- WHAT NEEDS TO BE DONE:
What's wanted is a faithful retyping of every entry, pictures excluded.

- TASK INPUT:
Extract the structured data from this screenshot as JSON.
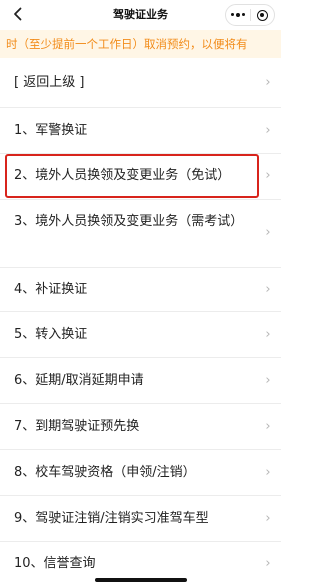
{
  "navbar": {
    "title": "驾驶证业务",
    "back_icon": "chevron-left-icon",
    "more_icon": "more-dots-icon",
    "close_icon": "mini-program-close-icon"
  },
  "notice": {
    "text": "时（至少提前一个工作日）取消预约，以便将有"
  },
  "menu": {
    "items": [
      {
        "label": "[ 返回上级 ]"
      },
      {
        "label": "1、军警换证"
      },
      {
        "label": "2、境外人员换领及变更业务（免试）"
      },
      {
        "label": "3、境外人员换领及变更业务（需考试）"
      },
      {
        "label": "4、补证换证"
      },
      {
        "label": "5、转入换证"
      },
      {
        "label": "6、延期/取消延期申请"
      },
      {
        "label": "7、到期驾驶证预先换"
      },
      {
        "label": "8、校车驾驶资格（申领/注销）"
      },
      {
        "label": "9、驾驶证注销/注销实习准驾车型"
      },
      {
        "label": "10、信誉查询"
      }
    ],
    "chevron_icon": "chevron-right-icon"
  },
  "colors": {
    "notice_text": "#f28c1a",
    "notice_bg": "#fff6e6",
    "highlight_border": "#d8241c"
  }
}
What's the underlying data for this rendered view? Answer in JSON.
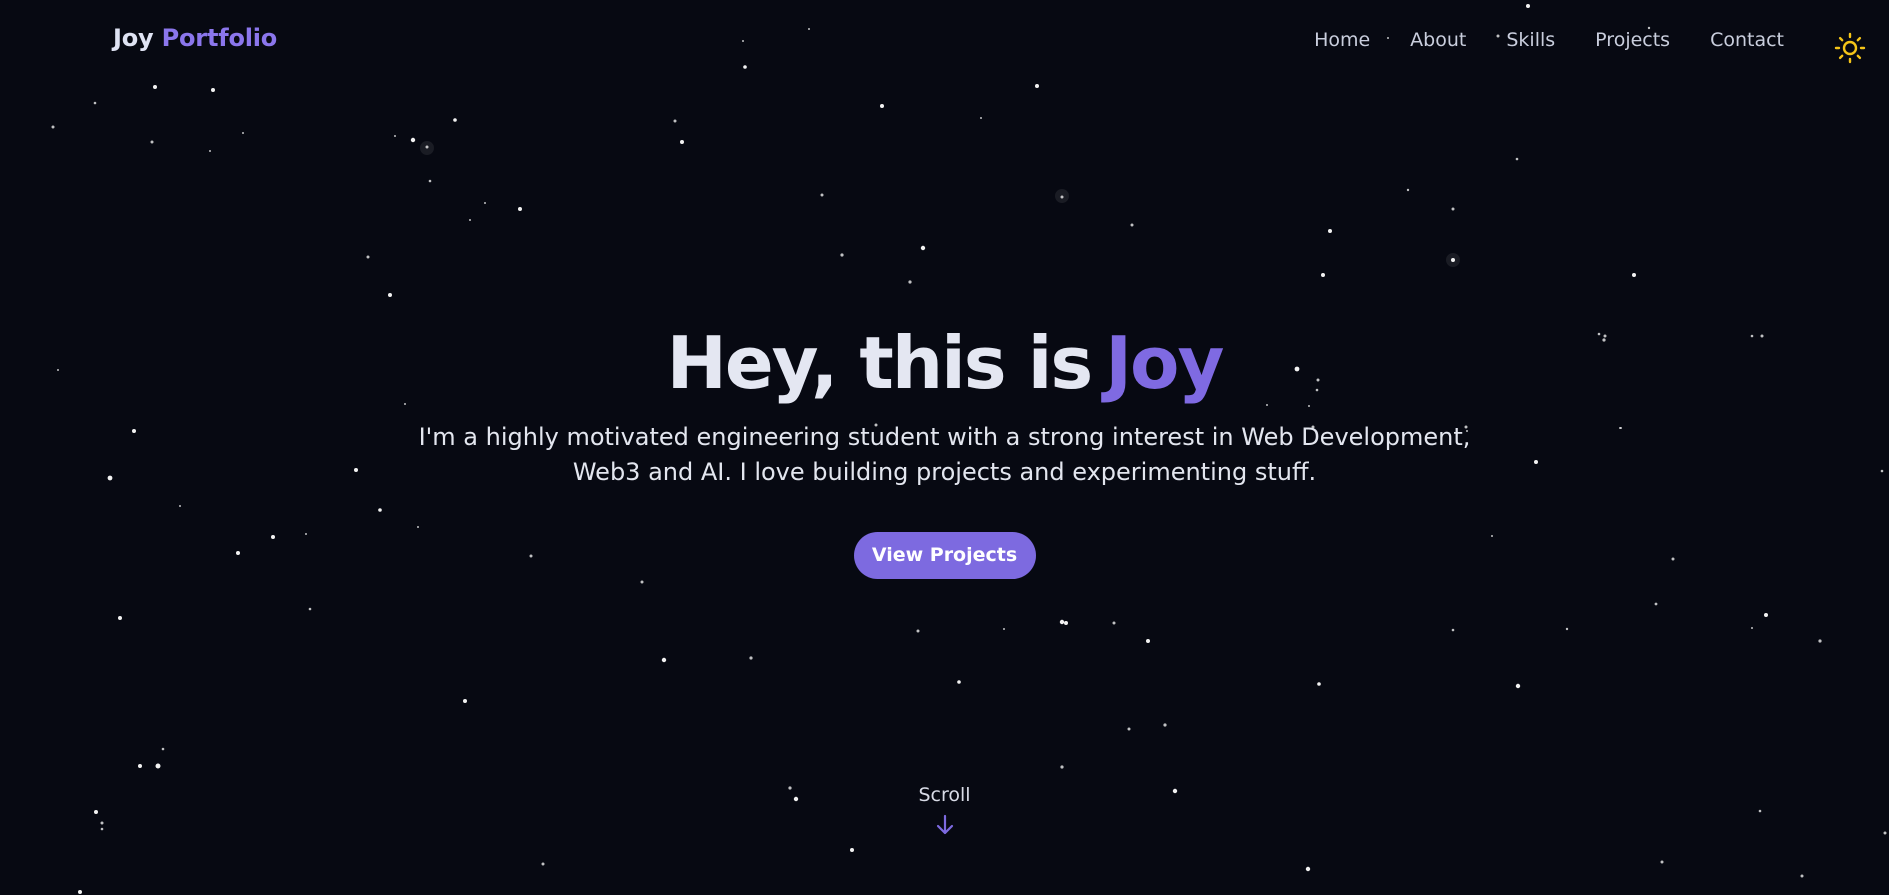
{
  "navbar": {
    "logo_first": "Joy",
    "logo_second": "Portfolio",
    "links": [
      "Home",
      "About",
      "Skills",
      "Projects",
      "Contact"
    ],
    "theme_icon": "sun-icon"
  },
  "hero": {
    "title_prefix": "Hey, this is",
    "title_name": "Joy",
    "description": "I'm a highly motivated engineering student with a strong interest in Web Development, Web3 and AI. I love building projects and experimenting stuff.",
    "cta_label": "View Projects"
  },
  "scroll": {
    "label": "Scroll",
    "icon": "arrow-down-icon"
  },
  "colors": {
    "background": "#070912",
    "accent": "#7d6ae0",
    "sun": "#f5c518"
  }
}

- RESULT:
Extract the structured data from this screenshot as JSON.
{
  "navbar": {
    "title": "驾驶证业务",
    "back_icon": "chevron-left-icon",
    "more_icon": "more-dots-icon",
    "close_icon": "mini-program-close-icon"
  },
  "notice": {
    "text": "时（至少提前一个工作日）取消预约，以便将有"
  },
  "menu": {
    "items": [
      {
        "label": "[ 返回上级 ]"
      },
      {
        "label": "1、军警换证"
      },
      {
        "label": "2、境外人员换领及变更业务（免试）"
      },
      {
        "label": "3、境外人员换领及变更业务（需考试）"
      },
      {
        "label": "4、补证换证"
      },
      {
        "label": "5、转入换证"
      },
      {
        "label": "6、延期/取消延期申请"
      },
      {
        "label": "7、到期驾驶证预先换"
      },
      {
        "label": "8、校车驾驶资格（申领/注销）"
      },
      {
        "label": "9、驾驶证注销/注销实习准驾车型"
      },
      {
        "label": "10、信誉查询"
      }
    ],
    "chevron_icon": "chevron-right-icon"
  },
  "colors": {
    "notice_text": "#f28c1a",
    "notice_bg": "#fff6e6",
    "highlight_border": "#d8241c"
  }
}
What's the underlying data for this rendered view? Answer in JSON.
{
  "navbar": {
    "logo_first": "Joy",
    "logo_second": "Portfolio",
    "links": [
      "Home",
      "About",
      "Skills",
      "Projects",
      "Contact"
    ],
    "theme_icon": "sun-icon"
  },
  "hero": {
    "title_prefix": "Hey, this is",
    "title_name": "Joy",
    "description": "I'm a highly motivated engineering student with a strong interest in Web Development, Web3 and AI. I love building projects and experimenting stuff.",
    "cta_label": "View Projects"
  },
  "scroll": {
    "label": "Scroll",
    "icon": "arrow-down-icon"
  },
  "colors": {
    "background": "#070912",
    "accent": "#7d6ae0",
    "sun": "#f5c518"
  }
}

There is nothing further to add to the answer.